In stark contrast, Chester Mayor Thaddesus Kirkland told a local TV station last week, “We’re not short-staffed. We knew that there were officers going to retire, so we simply redeployed some of our officers. We do have 72 able bodied police officers who are capable of doing the job and who are doing the job. So I’m very confident in their abilities.”
Chester currently has eight cadets (an additional two are in police field training) enrolled in the Philadelphia Police Academy and are set to graduate this month. Upon graduation they will fill vacancies for patrolmen.
The city has posted a number of ads for patrol officers and positions within the police department, on the city website and in a newspaper.
“There are a number of detectives leaving. We do have replacements on the way and we do have training programs set up to bring them up to speed. Will they have the same experience? No,” commented Nolan. He mentioned training programs with the district attorney’s police academy instructors who who work for CID, and other training throughout the year including crime scene investigation and homicide investigation training.
“There are things in place to make sure we can do what we can to protect and maintain a safe and operating police department to serve our constituent base and make sure the residents are safe,” said Chester spokeswoman Aigner Cleveland.
The city also maintains a DROP program for Police Pension Fund participants. The DROP allows eligible officers to elect distribution of the monthly benefit, which is placed in an interest bearing account, and remain employed. The DROP results in increased costs to the city because officers continue to earn higher salaries and longevity payments than their replacements would receive. There are also administrative costs for administering the DROP. Participation in the DROP is limited to three years.
The benefit to the employers, especially a police department which has specialized functions and requires training, is it gives time to replace employees. The benefit for employee is they end up with a lump sum of their pension money saved for them while they are still working.
Each cop who has completed 25 years of service and who has attained age 50 is eligible for “normal retirement.” The normal retirement benefit is equal to 50 percent of the average monthly W-2 earnings of the officer during the 12 months immediately preceding retirement.

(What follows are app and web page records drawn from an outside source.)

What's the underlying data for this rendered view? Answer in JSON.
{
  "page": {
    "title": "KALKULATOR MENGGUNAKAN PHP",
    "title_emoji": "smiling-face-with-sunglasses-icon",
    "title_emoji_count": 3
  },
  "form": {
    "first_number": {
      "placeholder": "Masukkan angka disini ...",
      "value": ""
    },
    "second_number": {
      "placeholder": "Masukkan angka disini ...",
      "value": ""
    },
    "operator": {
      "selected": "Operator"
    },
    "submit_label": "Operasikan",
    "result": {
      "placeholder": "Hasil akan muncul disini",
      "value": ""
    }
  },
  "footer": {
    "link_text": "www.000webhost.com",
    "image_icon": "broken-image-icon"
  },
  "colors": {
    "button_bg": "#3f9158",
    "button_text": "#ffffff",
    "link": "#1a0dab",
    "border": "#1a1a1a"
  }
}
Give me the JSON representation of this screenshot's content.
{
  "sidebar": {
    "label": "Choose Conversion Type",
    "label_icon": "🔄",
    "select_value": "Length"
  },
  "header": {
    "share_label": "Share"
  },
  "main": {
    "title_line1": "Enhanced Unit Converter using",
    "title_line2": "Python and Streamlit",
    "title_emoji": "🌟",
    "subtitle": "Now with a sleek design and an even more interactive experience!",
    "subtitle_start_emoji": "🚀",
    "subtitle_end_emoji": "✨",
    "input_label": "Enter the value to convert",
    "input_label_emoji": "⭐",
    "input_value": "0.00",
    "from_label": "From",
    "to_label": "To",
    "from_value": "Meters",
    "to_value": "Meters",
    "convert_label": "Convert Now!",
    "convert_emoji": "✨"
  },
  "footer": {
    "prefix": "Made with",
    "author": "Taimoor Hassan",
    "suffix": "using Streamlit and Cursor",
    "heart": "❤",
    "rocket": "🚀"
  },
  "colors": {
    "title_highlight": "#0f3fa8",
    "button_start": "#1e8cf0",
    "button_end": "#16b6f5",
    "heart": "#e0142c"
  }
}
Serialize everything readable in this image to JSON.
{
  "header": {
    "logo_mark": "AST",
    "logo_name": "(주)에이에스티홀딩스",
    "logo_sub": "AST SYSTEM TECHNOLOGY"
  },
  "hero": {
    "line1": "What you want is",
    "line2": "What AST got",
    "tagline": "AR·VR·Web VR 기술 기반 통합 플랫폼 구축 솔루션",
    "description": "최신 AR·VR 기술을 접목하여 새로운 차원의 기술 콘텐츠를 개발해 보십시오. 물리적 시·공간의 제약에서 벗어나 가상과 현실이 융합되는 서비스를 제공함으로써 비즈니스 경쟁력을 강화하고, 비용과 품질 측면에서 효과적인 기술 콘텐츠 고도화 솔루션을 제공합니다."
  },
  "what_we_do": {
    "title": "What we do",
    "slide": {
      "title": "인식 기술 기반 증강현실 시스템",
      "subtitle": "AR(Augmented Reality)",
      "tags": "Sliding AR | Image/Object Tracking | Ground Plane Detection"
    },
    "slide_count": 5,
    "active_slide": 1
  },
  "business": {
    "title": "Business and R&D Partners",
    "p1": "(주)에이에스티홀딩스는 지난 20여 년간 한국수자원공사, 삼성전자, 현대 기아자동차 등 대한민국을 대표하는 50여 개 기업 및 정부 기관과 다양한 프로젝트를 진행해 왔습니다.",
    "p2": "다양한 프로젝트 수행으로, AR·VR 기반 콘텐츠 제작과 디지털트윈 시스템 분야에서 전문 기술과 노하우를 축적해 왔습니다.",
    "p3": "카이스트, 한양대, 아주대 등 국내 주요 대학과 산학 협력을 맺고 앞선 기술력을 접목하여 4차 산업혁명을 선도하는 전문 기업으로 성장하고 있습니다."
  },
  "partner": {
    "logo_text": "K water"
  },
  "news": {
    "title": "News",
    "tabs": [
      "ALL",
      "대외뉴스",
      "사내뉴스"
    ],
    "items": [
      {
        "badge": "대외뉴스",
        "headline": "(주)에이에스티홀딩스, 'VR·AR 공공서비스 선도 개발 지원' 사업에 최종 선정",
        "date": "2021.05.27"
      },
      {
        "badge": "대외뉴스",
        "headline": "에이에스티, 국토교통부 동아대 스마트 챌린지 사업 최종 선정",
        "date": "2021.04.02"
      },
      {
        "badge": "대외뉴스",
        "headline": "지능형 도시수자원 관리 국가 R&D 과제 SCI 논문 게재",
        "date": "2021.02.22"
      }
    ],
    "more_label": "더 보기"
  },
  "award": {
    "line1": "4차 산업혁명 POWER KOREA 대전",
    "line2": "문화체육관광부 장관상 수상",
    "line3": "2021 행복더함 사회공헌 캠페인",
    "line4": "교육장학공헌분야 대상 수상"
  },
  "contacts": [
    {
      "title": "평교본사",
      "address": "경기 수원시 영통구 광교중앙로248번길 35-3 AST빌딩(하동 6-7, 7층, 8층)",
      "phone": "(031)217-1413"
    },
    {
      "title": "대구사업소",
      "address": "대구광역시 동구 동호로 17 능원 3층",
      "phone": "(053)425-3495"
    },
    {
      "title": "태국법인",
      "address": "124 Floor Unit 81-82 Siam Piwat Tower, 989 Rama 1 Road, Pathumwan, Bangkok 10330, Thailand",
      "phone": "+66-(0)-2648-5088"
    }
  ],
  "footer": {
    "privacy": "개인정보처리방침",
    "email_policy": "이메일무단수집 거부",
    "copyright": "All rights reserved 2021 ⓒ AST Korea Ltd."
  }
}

A cop retiring is also entitled to an additional benefit of $100 per additional year of service upon completion of 26 years of service. Members contribute five percent of their pay. The plan also provides for early retirement after 20 years of service, regardless of the officer’s age, and a disability retirement benefit.
Employees participating in the Officers & Employees Retirement System are eligible for full retirement at age 65 and are 100 percent vested after five years of service. A voluntary early retirement is also available after age 55 and 10 years of service. The pension benefit equals 1.65 percent times average compensation (three latest years) multiplied by the years of service (up to 30 years).
In 2016, the department averaged 4,900 calls for service per month.